[[ Given entries open ]]
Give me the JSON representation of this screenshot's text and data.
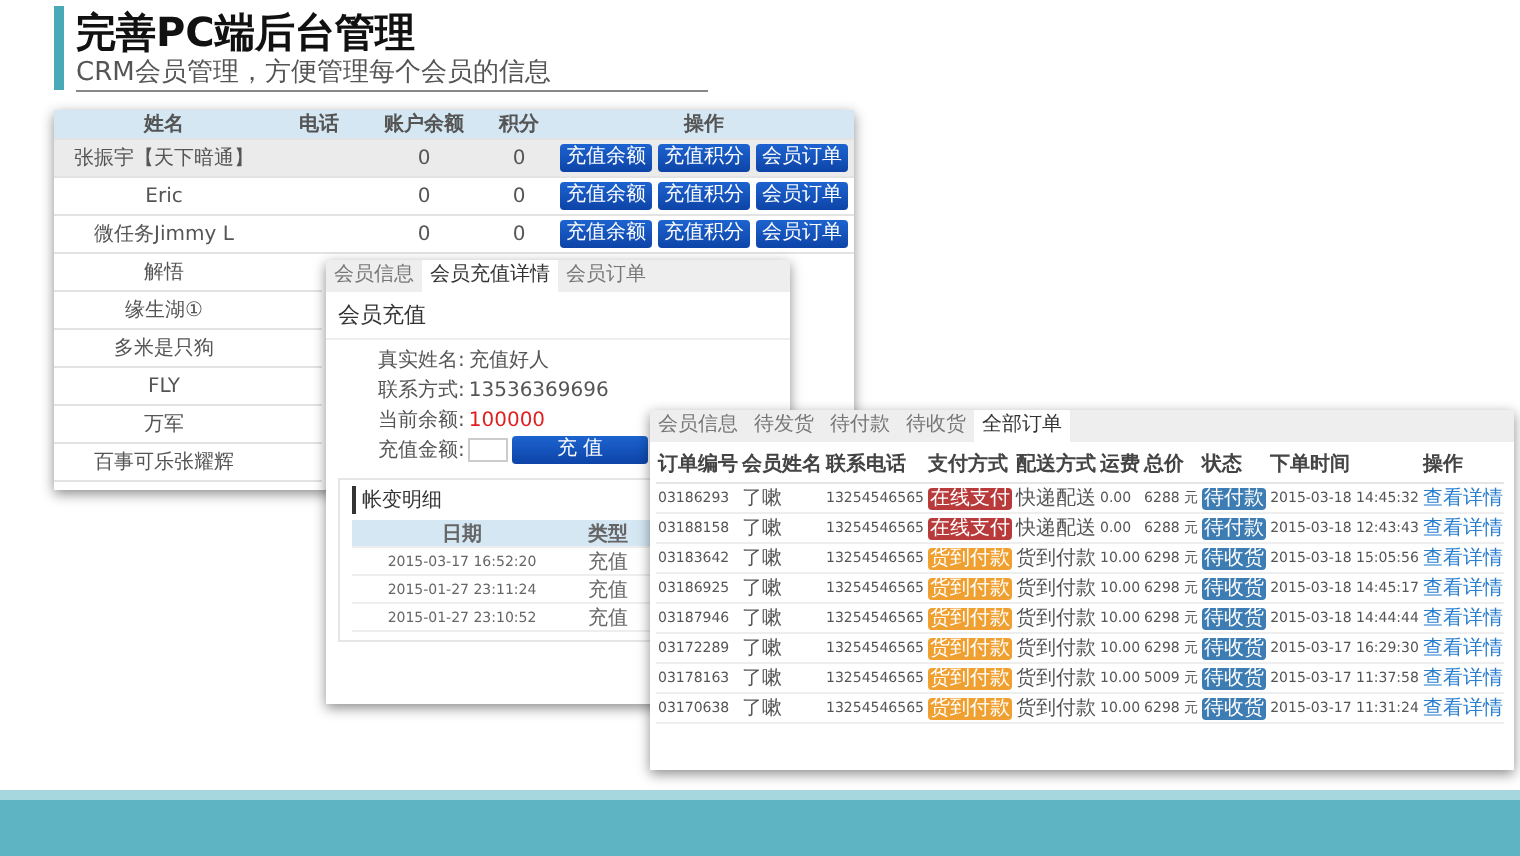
{
  "title": "完善PC端后台管理",
  "subtitle": "CRM会员管理，方便管理每个会员的信息",
  "member_list": {
    "columns": [
      "姓名",
      "电话",
      "账户余额",
      "积分",
      "操作"
    ],
    "rows": [
      {
        "name": "张振宇【天下暗通】",
        "balance": "0",
        "points": "0",
        "actions": [
          "充值余额",
          "充值积分",
          "会员订单"
        ],
        "selected": true
      },
      {
        "name": "Eric",
        "balance": "0",
        "points": "0",
        "actions": [
          "充值余额",
          "充值积分",
          "会员订单"
        ],
        "selected": false
      },
      {
        "name": "微任务Jimmy L",
        "balance": "0",
        "points": "0",
        "actions": [
          "充值余额",
          "充值积分",
          "会员订单"
        ],
        "selected": false
      },
      {
        "name": "解悟",
        "selected": false
      },
      {
        "name": "缘生湖①",
        "selected": false
      },
      {
        "name": "多米是只狗",
        "selected": false
      },
      {
        "name": "FLY",
        "selected": false
      },
      {
        "name": "万军",
        "selected": false
      },
      {
        "name": "百事可乐张耀辉",
        "selected": false
      }
    ]
  },
  "recharge_window": {
    "tabs": [
      {
        "label": "会员信息",
        "selected": false
      },
      {
        "label": "会员充值详情",
        "selected": true
      },
      {
        "label": "会员订单",
        "selected": false
      }
    ],
    "heading": "会员充值",
    "fields": [
      {
        "kind": "text",
        "label": "真实姓名:",
        "value": "充值好人"
      },
      {
        "kind": "text",
        "label": "联系方式:",
        "value": "13536369696"
      },
      {
        "kind": "amount",
        "label": "当前余额:",
        "value": "100000"
      },
      {
        "kind": "input",
        "label": "充值金额:",
        "button": "充 值"
      }
    ],
    "section_title": "帐变明细",
    "columns": [
      "日期",
      "类型"
    ],
    "rows": [
      [
        "2015-03-17 16:52:20",
        "充值"
      ],
      [
        "2015-01-27 23:11:24",
        "充值"
      ],
      [
        "2015-01-27 23:10:52",
        "充值"
      ]
    ]
  },
  "orders_window": {
    "tabs": [
      {
        "label": "会员信息",
        "selected": false
      },
      {
        "label": "待发货",
        "selected": false
      },
      {
        "label": "待付款",
        "selected": false
      },
      {
        "label": "待收货",
        "selected": false
      },
      {
        "label": "全部订单",
        "selected": true
      }
    ],
    "columns": [
      "订单编号",
      "会员姓名",
      "联系电话",
      "支付方式",
      "配送方式",
      "运费",
      "总价",
      "状态",
      "下单时间",
      "操作"
    ],
    "rows": [
      {
        "id": "03186293",
        "name": "了嗽",
        "phone": "13254546565",
        "pay": {
          "text": "在线支付",
          "color": "#b83a3a"
        },
        "delivery": "快递配送",
        "fee": "0.00",
        "total": "6288 元",
        "status": {
          "text": "待付款",
          "color": "#3d7db3"
        },
        "time": "2015-03-18 14:45:32",
        "action": "查看详情"
      },
      {
        "id": "03188158",
        "name": "了嗽",
        "phone": "13254546565",
        "pay": {
          "text": "在线支付",
          "color": "#b83a3a"
        },
        "delivery": "快递配送",
        "fee": "0.00",
        "total": "6288 元",
        "status": {
          "text": "待付款",
          "color": "#3d7db3"
        },
        "time": "2015-03-18 12:43:43",
        "action": "查看详情"
      },
      {
        "id": "03183642",
        "name": "了嗽",
        "phone": "13254546565",
        "pay": {
          "text": "货到付款",
          "color": "#f0a030"
        },
        "delivery": "货到付款",
        "fee": "10.00",
        "total": "6298 元",
        "status": {
          "text": "待收货",
          "color": "#3d7db3"
        },
        "time": "2015-03-18 15:05:56",
        "action": "查看详情"
      },
      {
        "id": "03186925",
        "name": "了嗽",
        "phone": "13254546565",
        "pay": {
          "text": "货到付款",
          "color": "#f0a030"
        },
        "delivery": "货到付款",
        "fee": "10.00",
        "total": "6298 元",
        "status": {
          "text": "待收货",
          "color": "#3d7db3"
        },
        "time": "2015-03-18 14:45:17",
        "action": "查看详情"
      },
      {
        "id": "03187946",
        "name": "了嗽",
        "phone": "13254546565",
        "pay": {
          "text": "货到付款",
          "color": "#f0a030"
        },
        "delivery": "货到付款",
        "fee": "10.00",
        "total": "6298 元",
        "status": {
          "text": "待收货",
          "color": "#3d7db3"
        },
        "time": "2015-03-18 14:44:44",
        "action": "查看详情"
      },
      {
        "id": "03172289",
        "name": "了嗽",
        "phone": "13254546565",
        "pay": {
          "text": "货到付款",
          "color": "#f0a030"
        },
        "delivery": "货到付款",
        "fee": "10.00",
        "total": "6298 元",
        "status": {
          "text": "待收货",
          "color": "#3d7db3"
        },
        "time": "2015-03-17 16:29:30",
        "action": "查看详情"
      },
      {
        "id": "03178163",
        "name": "了嗽",
        "phone": "13254546565",
        "pay": {
          "text": "货到付款",
          "color": "#f0a030"
        },
        "delivery": "货到付款",
        "fee": "10.00",
        "total": "5009 元",
        "status": {
          "text": "待收货",
          "color": "#3d7db3"
        },
        "time": "2015-03-17 11:37:58",
        "action": "查看详情"
      },
      {
        "id": "03170638",
        "name": "了嗽",
        "phone": "13254546565",
        "pay": {
          "text": "货到付款",
          "color": "#f0a030"
        },
        "delivery": "货到付款",
        "fee": "10.00",
        "total": "6298 元",
        "status": {
          "text": "待收货",
          "color": "#3d7db3"
        },
        "time": "2015-03-17 11:31:24",
        "action": "查看详情"
      }
    ]
  }
}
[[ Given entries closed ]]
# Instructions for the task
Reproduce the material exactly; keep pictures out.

# Output for this task
Give me the JSON representation of this screenshot's text and data.
{
  "title": "完善PC端后台管理",
  "subtitle": "CRM会员管理，方便管理每个会员的信息",
  "member_list": {
    "columns": [
      "姓名",
      "电话",
      "账户余额",
      "积分",
      "操作"
    ],
    "rows": [
      {
        "name": "张振宇【天下暗通】",
        "balance": "0",
        "points": "0",
        "actions": [
          "充值余额",
          "充值积分",
          "会员订单"
        ],
        "selected": true
      },
      {
        "name": "Eric",
        "balance": "0",
        "points": "0",
        "actions": [
          "充值余额",
          "充值积分",
          "会员订单"
        ],
        "selected": false
      },
      {
        "name": "微任务Jimmy L",
        "balance": "0",
        "points": "0",
        "actions": [
          "充值余额",
          "充值积分",
          "会员订单"
        ],
        "selected": false
      },
      {
        "name": "解悟",
        "selected": false
      },
      {
        "name": "缘生湖①",
        "selected": false
      },
      {
        "name": "多米是只狗",
        "selected": false
      },
      {
        "name": "FLY",
        "selected": false
      },
      {
        "name": "万军",
        "selected": false
      },
      {
        "name": "百事可乐张耀辉",
        "selected": false
      }
    ]
  },
  "recharge_window": {
    "tabs": [
      {
        "label": "会员信息",
        "selected": false
      },
      {
        "label": "会员充值详情",
        "selected": true
      },
      {
        "label": "会员订单",
        "selected": false
      }
    ],
    "heading": "会员充值",
    "fields": [
      {
        "kind": "text",
        "label": "真实姓名:",
        "value": "充值好人"
      },
      {
        "kind": "text",
        "label": "联系方式:",
        "value": "13536369696"
      },
      {
        "kind": "amount",
        "label": "当前余额:",
        "value": "100000"
      },
      {
        "kind": "input",
        "label": "充值金额:",
        "button": "充 值"
      }
    ],
    "section_title": "帐变明细",
    "columns": [
      "日期",
      "类型"
    ],
    "rows": [
      [
        "2015-03-17 16:52:20",
        "充值"
      ],
      [
        "2015-01-27 23:11:24",
        "充值"
      ],
      [
        "2015-01-27 23:10:52",
        "充值"
      ]
    ]
  },
  "orders_window": {
    "tabs": [
      {
        "label": "会员信息",
        "selected": false
      },
      {
        "label": "待发货",
        "selected": false
      },
      {
        "label": "待付款",
        "selected": false
      },
      {
        "label": "待收货",
        "selected": false
      },
      {
        "label": "全部订单",
        "selected": true
      }
    ],
    "columns": [
      "订单编号",
      "会员姓名",
      "联系电话",
      "支付方式",
      "配送方式",
      "运费",
      "总价",
      "状态",
      "下单时间",
      "操作"
    ],
    "rows": [
      {
        "id": "03186293",
        "name": "了嗽",
        "phone": "13254546565",
        "pay": {
          "text": "在线支付",
          "color": "#b83a3a"
        },
        "delivery": "快递配送",
        "fee": "0.00",
        "total": "6288 元",
        "status": {
          "text": "待付款",
          "color": "#3d7db3"
        },
        "time": "2015-03-18 14:45:32",
        "action": "查看详情"
      },
      {
        "id": "03188158",
        "name": "了嗽",
        "phone": "13254546565",
        "pay": {
          "text": "在线支付",
          "color": "#b83a3a"
        },
        "delivery": "快递配送",
        "fee": "0.00",
        "total": "6288 元",
        "status": {
          "text": "待付款",
          "color": "#3d7db3"
        },
        "time": "2015-03-18 12:43:43",
        "action": "查看详情"
      },
      {
        "id": "03183642",
        "name": "了嗽",
        "phone": "13254546565",
        "pay": {
          "text": "货到付款",
          "color": "#f0a030"
        },
        "delivery": "货到付款",
        "fee": "10.00",
        "total": "6298 元",
        "status": {
          "text": "待收货",
          "color": "#3d7db3"
        },
        "time": "2015-03-18 15:05:56",
        "action": "查看详情"
      },
      {
        "id": "03186925",
        "name": "了嗽",
        "phone": "13254546565",
        "pay": {
          "text": "货到付款",
          "color": "#f0a030"
        },
        "delivery": "货到付款",
        "fee": "10.00",
        "total": "6298 元",
        "status": {
          "text": "待收货",
          "color": "#3d7db3"
        },
        "time": "2015-03-18 14:45:17",
        "action": "查看详情"
      },
      {
        "id": "03187946",
        "name": "了嗽",
        "phone": "13254546565",
        "pay": {
          "text": "货到付款",
          "color": "#f0a030"
        },
        "delivery": "货到付款",
        "fee": "10.00",
        "total": "6298 元",
        "status": {
          "text": "待收货",
          "color": "#3d7db3"
        },
        "time": "2015-03-18 14:44:44",
        "action": "查看详情"
      },
      {
        "id": "03172289",
        "name": "了嗽",
        "phone": "13254546565",
        "pay": {
          "text": "货到付款",
          "color": "#f0a030"
        },
        "delivery": "货到付款",
        "fee": "10.00",
        "total": "6298 元",
        "status": {
          "text": "待收货",
          "color": "#3d7db3"
        },
        "time": "2015-03-17 16:29:30",
        "action": "查看详情"
      },
      {
        "id": "03178163",
        "name": "了嗽",
        "phone": "13254546565",
        "pay": {
          "text": "货到付款",
          "color": "#f0a030"
        },
        "delivery": "货到付款",
        "fee": "10.00",
        "total": "5009 元",
        "status": {
          "text": "待收货",
          "color": "#3d7db3"
        },
        "time": "2015-03-17 11:37:58",
        "action": "查看详情"
      },
      {
        "id": "03170638",
        "name": "了嗽",
        "phone": "13254546565",
        "pay": {
          "text": "货到付款",
          "color": "#f0a030"
        },
        "delivery": "货到付款",
        "fee": "10.00",
        "total": "6298 元",
        "status": {
          "text": "待收货",
          "color": "#3d7db3"
        },
        "time": "2015-03-17 11:31:24",
        "action": "查看详情"
      }
    ]
  }
}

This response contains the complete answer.